Twiga’s job in the short term is fairly simple: build a digital marketplace, and build fulfilment logistics for it to operate upon. For the medium and long term, sitting on unique data sets of farmers’ pricing and vendors’ ability to pay, open a host of new business services such as micro credits. “I view the role of marketplaces – Uber, OpenTable, Ebay, Deliveroo, or Airbnb – as serving a basic function,” Grant explained. “They connect what were very fragmented players onto a single platform. That’s really the heart of the last 20 years of the Silicon Valley tech boom. Twiga is what that looks like in any emerging market. Get product moved around efficiently, and provide the data to know where the market is going months in advance. As with other tech marketplaces, and even the last 500 years of commodities market developments, the more users on that platform the more efficient the marketplace.”


What is unique about Twiga, and other companies tackling similar problems, is the “getting your hands dirty” aspect. Grant smiled, “You can’t build these businesses as you can in Silicon Valley with a bunch of 20-year-olds and a pitch-deck. Solving the logistics part of this is hard, on-the-ground, and hyper local. Technology makes it cost efficient to scale rapidly.”


The future for Twiga, no doubt, will be geographic market expansion. But I believe it will, at its essence, be a data company. The company sits on some very interesting data, indeed. “We have a live map of every shop (regardless of shop type) in the areas we’re active,” Grant told me. “In the past, that data had only been collected by big retail operations and market research firms performing block-walking sample surveys every few years. Ours is live, and starting to be able to tell us consumer trends in various states, getting pictures of the micro-economies.” He believes companies that have provided research and data sets (McKinsey and Nielsen, among others) for the past 50 years in developed markets are not going to be the ones for the future in emerging markets.


The other data Twiga sits on is basically the only food pricing index across Kenya, beyond the statistics bureau’s monthly sample used to calculate inflation. With the economy so dependent on agriculture, this means they’re getting better at predicting pricing, inflation, and incomes than the government itself.

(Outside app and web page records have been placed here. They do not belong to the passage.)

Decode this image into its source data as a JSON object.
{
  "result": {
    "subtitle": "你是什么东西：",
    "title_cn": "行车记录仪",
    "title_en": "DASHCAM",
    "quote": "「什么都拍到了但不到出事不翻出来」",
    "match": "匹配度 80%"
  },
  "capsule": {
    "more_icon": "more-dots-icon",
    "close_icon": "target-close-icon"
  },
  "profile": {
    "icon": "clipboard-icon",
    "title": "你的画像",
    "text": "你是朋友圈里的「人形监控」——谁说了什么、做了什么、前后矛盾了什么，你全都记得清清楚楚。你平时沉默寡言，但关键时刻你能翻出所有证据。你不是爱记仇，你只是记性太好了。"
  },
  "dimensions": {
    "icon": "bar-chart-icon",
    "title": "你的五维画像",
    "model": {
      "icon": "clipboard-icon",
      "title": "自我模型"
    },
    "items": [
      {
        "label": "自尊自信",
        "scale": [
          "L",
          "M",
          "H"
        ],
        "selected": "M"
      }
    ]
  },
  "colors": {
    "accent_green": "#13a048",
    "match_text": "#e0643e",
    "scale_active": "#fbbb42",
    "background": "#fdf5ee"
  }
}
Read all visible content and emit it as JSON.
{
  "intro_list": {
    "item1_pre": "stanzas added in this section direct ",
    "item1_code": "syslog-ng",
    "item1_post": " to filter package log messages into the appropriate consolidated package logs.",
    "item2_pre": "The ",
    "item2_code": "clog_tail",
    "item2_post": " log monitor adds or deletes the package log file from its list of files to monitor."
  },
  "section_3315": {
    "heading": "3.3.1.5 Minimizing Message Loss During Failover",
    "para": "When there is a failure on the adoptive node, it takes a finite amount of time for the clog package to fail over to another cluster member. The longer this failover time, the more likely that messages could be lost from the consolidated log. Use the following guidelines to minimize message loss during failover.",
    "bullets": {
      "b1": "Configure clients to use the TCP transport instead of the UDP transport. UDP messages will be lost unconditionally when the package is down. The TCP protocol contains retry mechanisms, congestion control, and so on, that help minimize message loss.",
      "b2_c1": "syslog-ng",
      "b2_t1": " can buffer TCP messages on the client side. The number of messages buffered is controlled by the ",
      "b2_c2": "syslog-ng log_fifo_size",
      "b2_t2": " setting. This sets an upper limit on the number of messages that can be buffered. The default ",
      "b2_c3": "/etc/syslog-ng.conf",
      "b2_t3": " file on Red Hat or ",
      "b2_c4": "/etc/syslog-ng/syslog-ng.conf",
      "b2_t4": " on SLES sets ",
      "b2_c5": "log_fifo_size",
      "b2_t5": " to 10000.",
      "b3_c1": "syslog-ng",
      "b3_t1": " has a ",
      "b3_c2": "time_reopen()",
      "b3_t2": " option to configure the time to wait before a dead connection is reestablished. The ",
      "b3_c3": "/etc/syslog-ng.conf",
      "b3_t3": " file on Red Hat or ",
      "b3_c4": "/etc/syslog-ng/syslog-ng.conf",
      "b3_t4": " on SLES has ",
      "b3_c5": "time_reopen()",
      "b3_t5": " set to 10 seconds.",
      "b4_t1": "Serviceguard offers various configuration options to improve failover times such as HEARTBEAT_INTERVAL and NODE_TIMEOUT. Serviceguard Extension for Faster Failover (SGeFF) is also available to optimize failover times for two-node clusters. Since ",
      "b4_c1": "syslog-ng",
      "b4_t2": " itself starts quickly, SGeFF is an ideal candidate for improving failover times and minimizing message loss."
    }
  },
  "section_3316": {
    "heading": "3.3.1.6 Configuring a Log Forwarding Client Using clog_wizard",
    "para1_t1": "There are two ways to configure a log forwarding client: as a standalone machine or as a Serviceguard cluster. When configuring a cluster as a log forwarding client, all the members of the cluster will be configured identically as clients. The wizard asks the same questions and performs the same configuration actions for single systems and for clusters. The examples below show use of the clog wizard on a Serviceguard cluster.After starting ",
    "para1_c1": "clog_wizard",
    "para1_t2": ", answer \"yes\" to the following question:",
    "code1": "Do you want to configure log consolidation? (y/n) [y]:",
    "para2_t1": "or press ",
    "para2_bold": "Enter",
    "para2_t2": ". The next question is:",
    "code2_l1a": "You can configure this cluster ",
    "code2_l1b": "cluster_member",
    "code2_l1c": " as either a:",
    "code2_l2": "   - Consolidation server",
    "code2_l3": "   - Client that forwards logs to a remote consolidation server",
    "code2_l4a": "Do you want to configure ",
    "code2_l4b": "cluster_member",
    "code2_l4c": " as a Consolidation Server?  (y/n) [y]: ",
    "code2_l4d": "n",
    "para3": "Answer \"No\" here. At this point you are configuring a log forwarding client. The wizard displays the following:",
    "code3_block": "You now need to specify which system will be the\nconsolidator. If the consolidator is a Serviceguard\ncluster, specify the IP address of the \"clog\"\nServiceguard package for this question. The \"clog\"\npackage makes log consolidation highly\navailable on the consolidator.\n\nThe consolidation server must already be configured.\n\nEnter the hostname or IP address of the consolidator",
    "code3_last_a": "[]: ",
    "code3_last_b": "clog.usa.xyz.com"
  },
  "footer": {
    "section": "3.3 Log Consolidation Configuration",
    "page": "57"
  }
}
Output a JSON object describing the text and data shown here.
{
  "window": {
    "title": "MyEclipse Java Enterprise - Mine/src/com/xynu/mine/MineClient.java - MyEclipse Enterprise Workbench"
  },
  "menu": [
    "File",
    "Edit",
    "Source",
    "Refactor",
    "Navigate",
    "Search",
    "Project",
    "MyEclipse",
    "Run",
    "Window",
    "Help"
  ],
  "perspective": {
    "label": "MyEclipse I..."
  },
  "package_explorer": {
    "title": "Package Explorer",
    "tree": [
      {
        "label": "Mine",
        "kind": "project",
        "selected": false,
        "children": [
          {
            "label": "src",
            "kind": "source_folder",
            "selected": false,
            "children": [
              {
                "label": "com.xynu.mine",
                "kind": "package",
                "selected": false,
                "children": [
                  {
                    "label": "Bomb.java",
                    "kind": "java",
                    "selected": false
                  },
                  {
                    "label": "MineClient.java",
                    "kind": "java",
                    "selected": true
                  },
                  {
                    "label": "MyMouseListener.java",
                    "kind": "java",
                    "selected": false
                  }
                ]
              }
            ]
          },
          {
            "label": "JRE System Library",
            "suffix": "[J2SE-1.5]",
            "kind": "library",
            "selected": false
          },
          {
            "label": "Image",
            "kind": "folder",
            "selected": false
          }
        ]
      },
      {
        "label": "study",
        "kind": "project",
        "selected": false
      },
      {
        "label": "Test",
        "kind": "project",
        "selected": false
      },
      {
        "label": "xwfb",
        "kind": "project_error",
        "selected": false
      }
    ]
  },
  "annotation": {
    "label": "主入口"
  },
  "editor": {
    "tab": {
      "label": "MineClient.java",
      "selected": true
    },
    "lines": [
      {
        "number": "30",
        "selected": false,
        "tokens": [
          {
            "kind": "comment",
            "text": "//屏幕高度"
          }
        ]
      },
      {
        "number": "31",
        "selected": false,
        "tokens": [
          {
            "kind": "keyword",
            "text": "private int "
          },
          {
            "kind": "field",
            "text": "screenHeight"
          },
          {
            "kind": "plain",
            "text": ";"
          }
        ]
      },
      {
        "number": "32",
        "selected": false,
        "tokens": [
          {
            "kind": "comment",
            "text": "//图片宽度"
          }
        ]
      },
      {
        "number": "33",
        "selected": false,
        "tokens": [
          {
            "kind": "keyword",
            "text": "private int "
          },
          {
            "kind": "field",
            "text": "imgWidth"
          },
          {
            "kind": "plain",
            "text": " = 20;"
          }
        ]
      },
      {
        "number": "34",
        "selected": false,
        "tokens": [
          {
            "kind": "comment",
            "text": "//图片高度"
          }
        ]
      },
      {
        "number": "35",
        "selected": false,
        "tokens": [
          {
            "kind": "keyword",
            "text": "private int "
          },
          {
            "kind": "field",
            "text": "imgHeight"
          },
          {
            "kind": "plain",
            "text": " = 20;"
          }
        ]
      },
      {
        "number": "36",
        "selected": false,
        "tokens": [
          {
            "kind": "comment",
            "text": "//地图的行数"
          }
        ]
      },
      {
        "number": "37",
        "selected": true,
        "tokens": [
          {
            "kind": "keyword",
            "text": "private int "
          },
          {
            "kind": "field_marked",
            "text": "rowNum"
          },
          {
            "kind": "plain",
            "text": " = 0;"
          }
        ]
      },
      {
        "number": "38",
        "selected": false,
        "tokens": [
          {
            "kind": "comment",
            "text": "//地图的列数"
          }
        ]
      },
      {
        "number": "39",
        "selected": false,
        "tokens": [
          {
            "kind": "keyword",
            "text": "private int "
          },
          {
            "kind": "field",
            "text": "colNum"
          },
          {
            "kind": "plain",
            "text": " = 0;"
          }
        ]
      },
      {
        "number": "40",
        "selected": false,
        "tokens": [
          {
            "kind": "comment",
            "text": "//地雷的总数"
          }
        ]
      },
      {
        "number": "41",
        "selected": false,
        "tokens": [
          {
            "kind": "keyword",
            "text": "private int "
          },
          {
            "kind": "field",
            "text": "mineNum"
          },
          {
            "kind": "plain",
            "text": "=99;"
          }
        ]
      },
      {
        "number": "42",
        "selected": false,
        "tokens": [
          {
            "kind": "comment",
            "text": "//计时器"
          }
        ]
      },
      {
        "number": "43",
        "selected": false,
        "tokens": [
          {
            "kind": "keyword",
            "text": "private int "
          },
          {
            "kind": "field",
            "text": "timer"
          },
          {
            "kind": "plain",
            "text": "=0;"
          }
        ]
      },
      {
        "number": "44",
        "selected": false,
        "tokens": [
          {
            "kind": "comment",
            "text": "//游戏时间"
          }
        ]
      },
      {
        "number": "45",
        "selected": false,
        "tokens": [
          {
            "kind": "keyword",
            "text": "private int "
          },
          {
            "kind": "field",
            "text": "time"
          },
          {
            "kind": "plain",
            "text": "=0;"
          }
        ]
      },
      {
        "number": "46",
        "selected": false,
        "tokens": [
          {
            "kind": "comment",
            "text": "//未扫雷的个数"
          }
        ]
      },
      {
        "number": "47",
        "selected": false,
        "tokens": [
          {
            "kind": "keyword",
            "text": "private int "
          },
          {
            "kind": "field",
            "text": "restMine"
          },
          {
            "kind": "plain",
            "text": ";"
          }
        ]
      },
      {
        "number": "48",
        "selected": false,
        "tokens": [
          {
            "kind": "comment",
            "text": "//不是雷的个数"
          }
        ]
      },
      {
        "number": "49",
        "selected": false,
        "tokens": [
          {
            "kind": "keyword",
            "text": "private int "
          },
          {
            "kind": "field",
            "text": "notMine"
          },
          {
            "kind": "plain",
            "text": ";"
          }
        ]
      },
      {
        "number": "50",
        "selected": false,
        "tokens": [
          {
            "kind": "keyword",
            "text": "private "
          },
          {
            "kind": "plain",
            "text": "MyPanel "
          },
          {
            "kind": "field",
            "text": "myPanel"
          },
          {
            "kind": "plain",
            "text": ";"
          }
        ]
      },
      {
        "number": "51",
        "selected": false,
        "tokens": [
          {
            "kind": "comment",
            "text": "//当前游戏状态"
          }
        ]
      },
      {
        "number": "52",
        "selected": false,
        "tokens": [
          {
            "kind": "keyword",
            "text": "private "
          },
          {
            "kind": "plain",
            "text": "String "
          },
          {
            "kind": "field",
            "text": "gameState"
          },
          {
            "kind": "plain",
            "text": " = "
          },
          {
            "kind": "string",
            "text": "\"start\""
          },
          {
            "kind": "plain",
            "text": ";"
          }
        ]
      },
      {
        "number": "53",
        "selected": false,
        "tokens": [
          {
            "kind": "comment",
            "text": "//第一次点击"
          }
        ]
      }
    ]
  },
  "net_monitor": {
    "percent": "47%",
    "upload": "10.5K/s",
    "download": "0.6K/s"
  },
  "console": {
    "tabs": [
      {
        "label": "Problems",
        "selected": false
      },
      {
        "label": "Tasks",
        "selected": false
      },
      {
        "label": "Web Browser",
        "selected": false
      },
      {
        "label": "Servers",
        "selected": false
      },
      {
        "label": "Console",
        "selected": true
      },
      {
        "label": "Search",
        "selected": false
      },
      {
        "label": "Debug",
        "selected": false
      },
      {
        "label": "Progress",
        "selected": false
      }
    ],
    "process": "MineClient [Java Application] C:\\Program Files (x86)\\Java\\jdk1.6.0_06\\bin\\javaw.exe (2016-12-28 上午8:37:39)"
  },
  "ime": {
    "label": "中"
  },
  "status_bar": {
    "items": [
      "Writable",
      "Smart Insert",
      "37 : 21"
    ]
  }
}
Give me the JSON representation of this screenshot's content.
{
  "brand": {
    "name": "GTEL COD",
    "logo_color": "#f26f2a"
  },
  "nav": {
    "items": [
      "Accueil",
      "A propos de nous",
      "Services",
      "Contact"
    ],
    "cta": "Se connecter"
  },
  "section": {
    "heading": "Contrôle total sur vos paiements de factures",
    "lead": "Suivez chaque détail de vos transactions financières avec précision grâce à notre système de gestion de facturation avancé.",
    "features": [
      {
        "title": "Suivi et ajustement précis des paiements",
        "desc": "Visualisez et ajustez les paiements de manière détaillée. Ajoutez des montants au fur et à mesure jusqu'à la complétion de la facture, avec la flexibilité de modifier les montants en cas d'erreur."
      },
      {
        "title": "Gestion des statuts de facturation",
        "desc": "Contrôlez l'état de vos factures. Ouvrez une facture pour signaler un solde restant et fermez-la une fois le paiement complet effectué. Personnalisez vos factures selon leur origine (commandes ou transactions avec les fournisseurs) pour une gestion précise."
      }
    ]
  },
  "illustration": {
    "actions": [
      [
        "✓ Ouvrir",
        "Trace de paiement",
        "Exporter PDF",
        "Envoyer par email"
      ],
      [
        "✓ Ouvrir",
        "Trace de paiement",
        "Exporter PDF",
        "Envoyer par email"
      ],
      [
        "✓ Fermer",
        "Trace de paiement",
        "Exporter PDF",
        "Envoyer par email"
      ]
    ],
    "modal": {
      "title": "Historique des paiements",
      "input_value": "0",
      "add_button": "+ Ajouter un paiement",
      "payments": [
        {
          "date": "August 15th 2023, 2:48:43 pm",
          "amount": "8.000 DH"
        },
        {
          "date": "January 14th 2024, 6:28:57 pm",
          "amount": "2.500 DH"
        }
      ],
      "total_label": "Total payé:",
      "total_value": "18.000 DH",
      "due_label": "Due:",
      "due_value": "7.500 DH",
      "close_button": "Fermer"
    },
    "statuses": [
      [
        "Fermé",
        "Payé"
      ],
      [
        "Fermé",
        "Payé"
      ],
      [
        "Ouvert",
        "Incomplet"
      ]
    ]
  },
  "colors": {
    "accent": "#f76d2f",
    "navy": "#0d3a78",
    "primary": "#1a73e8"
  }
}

Finally, as Twiga moves from offering third-party products across fruits and vegetables to any basic retail good, it has data points on every vendor that can help them determine what they want to stock, in what volumes, and how frequently, if they’re creditworthy, and so on. This is similarly true on the supplier side of the market. “We’ll have an entire business unit dedicated to data-sells in the coming years. Even to large financial institutions, like the Kenyan Central Bank and World Bank, our pricing and inflation data should be much more accurate than their predictions,” Grant suggested.


Right now, Twiga’s competition is primarily the traditional open-air markets it is seeking to disrupt. Twiga beats them by being cheaper, more convenient, and providing a higher quality products and services. It’s not a hard sell. Therefore, nearly all of Twiga’s challenges are operational; it can only get the needed infrastructure and people in place so fast. “In Twiga culture we call this ‘own your problems’,” Grants added. “We try to design the business in such a way that external forces don’t have a lot of impact on it, and user acquisition isn’t a challenge.” They have attracted some of the best logistics and tech talent in Africa that I’ve seen in any emerging market.


I’ve learned more about fruits and vegetables and agriculture logistics tech in Africa than I could have imagined. But to the power of shared problem solving across the rising world, it has served me well. Six months ago I was pitched a similar company, only based in Latin America.


The entrepreneur told me she found few in Silicon Valley who understood what she was trying to do, and wondered if I understood this opportunity at all.


Yes, I told her. Yes I do.

Christopher M Schroeder is the co-founder of Next Billion Ventures and author of Startup Rising: The Entrepreneurial Revolution Remaking the Middle East – the first book to describe the rapidly rising tech and innovation scene in the Arab World. You can find him on Twitter at @cmschroed.